Work order: From the entries that follow, list every line in which the string "претрага" appears.

Exercise input:

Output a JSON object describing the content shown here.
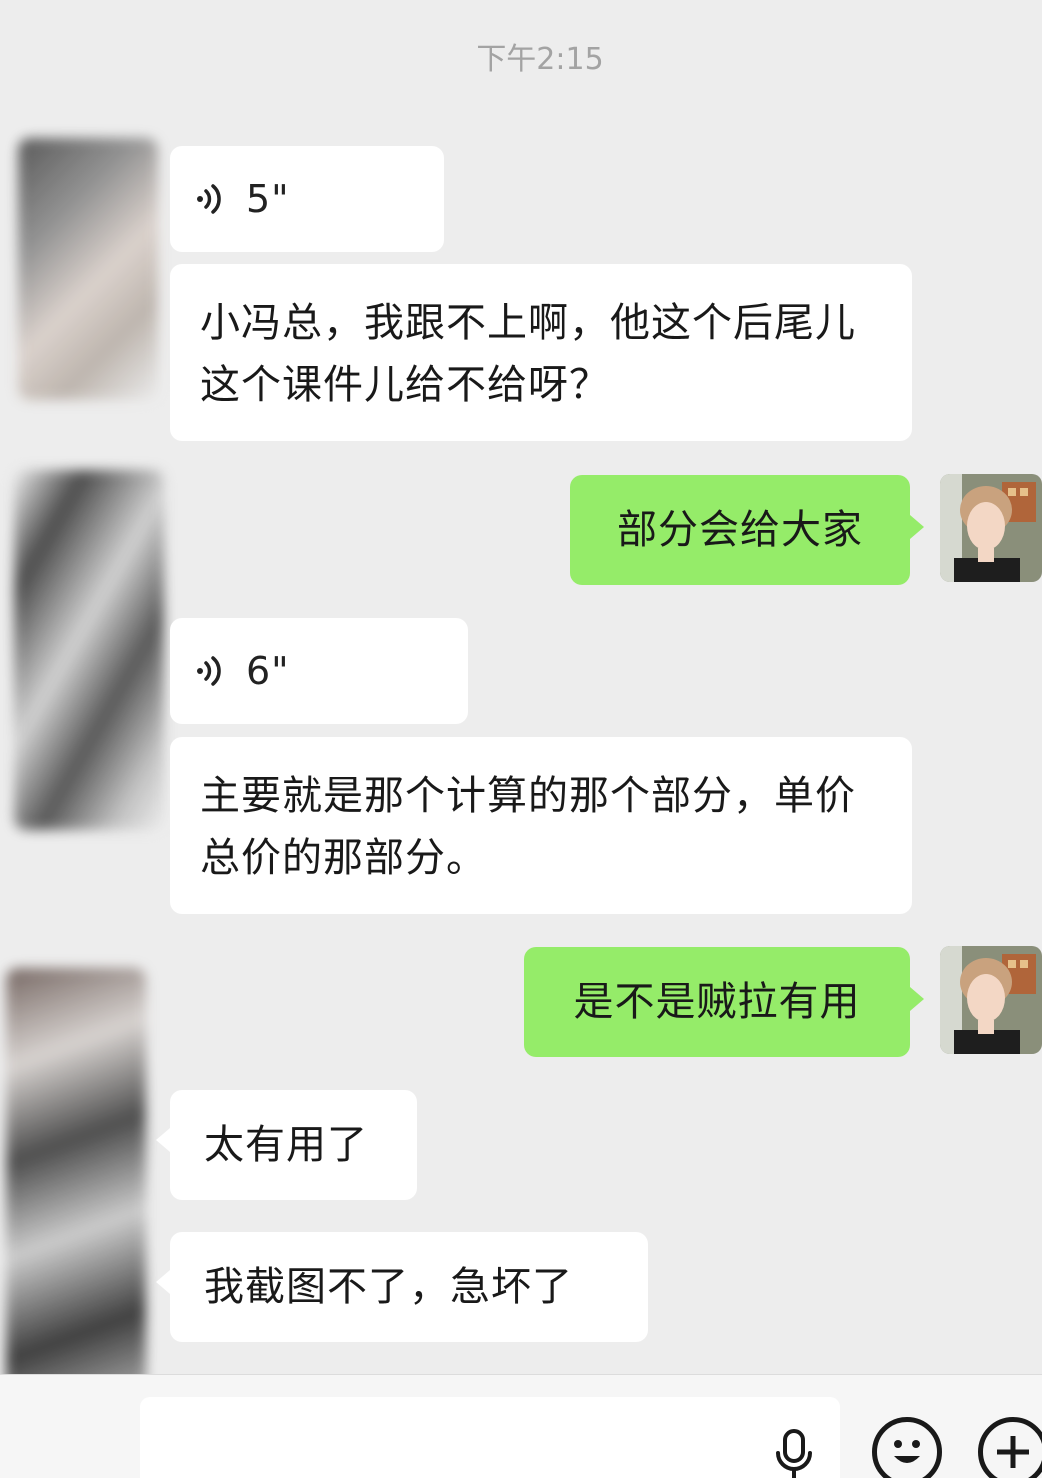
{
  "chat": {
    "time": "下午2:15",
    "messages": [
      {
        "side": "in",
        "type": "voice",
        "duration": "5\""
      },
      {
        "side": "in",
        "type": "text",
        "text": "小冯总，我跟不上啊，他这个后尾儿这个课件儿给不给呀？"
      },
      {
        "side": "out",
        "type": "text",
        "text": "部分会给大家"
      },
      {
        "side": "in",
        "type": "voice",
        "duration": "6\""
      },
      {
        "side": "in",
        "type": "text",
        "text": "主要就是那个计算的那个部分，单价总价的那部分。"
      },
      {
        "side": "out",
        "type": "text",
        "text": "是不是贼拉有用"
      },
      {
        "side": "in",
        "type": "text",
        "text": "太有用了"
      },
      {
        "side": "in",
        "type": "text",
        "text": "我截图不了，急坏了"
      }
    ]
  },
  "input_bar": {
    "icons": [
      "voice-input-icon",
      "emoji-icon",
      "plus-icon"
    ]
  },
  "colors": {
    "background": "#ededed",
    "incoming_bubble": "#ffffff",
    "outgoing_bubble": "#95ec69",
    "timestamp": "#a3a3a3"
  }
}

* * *

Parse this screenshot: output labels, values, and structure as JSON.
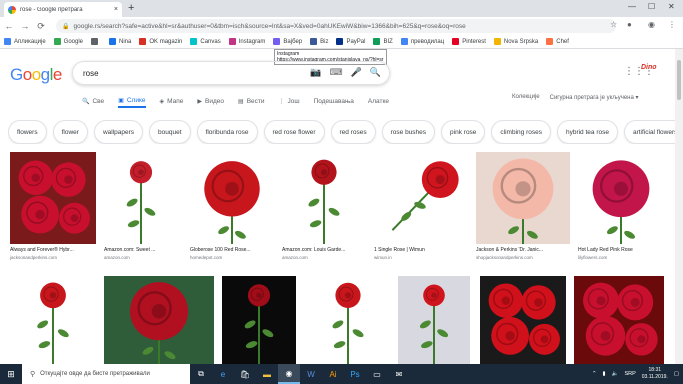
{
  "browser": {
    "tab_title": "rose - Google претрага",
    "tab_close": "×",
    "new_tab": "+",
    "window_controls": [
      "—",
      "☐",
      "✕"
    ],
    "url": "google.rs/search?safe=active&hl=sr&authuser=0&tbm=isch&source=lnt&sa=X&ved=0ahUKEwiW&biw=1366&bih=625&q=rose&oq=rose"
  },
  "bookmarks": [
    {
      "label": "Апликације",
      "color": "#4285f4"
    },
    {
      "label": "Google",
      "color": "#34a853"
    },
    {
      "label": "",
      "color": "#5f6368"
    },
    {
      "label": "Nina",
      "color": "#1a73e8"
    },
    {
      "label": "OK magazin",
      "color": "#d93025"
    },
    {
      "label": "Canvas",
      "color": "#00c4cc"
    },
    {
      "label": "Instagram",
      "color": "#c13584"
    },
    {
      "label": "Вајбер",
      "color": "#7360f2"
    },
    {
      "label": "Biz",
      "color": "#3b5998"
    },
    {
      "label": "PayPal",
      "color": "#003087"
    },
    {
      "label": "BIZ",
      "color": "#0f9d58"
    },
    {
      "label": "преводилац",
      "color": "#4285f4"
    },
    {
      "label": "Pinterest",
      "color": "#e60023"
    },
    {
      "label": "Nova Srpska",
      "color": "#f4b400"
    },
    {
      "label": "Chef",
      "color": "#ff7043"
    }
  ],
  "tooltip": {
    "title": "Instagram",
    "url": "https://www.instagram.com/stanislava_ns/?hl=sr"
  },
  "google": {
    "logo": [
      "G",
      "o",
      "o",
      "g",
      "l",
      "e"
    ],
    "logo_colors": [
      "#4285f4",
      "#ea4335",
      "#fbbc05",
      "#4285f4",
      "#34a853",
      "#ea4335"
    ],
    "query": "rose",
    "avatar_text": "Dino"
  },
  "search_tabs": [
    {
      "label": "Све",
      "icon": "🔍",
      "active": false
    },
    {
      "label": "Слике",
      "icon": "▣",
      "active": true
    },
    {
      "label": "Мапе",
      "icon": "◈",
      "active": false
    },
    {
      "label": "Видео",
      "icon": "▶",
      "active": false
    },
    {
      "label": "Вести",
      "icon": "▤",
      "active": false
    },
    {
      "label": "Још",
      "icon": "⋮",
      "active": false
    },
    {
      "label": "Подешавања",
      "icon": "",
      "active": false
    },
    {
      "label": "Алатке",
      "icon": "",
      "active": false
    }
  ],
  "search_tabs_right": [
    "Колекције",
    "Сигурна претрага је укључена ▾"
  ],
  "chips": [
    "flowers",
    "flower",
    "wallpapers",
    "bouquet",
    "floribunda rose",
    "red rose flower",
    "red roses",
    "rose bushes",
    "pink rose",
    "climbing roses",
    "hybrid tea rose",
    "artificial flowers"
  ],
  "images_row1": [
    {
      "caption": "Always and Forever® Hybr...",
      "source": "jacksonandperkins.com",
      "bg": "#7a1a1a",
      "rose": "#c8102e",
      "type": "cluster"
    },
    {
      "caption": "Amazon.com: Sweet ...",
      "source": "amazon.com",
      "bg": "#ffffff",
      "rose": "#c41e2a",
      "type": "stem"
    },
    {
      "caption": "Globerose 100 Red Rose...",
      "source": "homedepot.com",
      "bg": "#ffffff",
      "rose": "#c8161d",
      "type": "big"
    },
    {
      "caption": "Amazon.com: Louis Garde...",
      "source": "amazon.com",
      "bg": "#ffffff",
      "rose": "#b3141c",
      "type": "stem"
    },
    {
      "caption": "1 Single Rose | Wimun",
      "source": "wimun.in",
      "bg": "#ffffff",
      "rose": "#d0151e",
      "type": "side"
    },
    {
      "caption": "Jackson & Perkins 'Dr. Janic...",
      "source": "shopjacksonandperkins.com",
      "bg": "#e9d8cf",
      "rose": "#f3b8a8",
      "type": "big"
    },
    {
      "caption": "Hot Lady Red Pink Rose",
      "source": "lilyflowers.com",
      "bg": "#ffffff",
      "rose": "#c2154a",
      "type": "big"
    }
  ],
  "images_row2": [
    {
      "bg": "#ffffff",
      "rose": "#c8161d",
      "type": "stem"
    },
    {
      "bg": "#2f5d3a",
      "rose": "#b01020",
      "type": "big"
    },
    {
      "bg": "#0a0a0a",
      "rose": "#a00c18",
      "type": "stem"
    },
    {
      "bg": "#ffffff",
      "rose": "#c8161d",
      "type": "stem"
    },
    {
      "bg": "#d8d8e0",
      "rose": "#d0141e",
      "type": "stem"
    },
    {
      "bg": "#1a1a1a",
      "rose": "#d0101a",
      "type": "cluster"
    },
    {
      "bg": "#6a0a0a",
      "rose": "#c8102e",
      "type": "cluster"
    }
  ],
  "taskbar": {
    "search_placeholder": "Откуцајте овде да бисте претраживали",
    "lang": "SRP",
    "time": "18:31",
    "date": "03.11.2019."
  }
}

Completed task:
    "tab_title": "rose - Google претрага",
    "Сигурна претрага је укључена ▾"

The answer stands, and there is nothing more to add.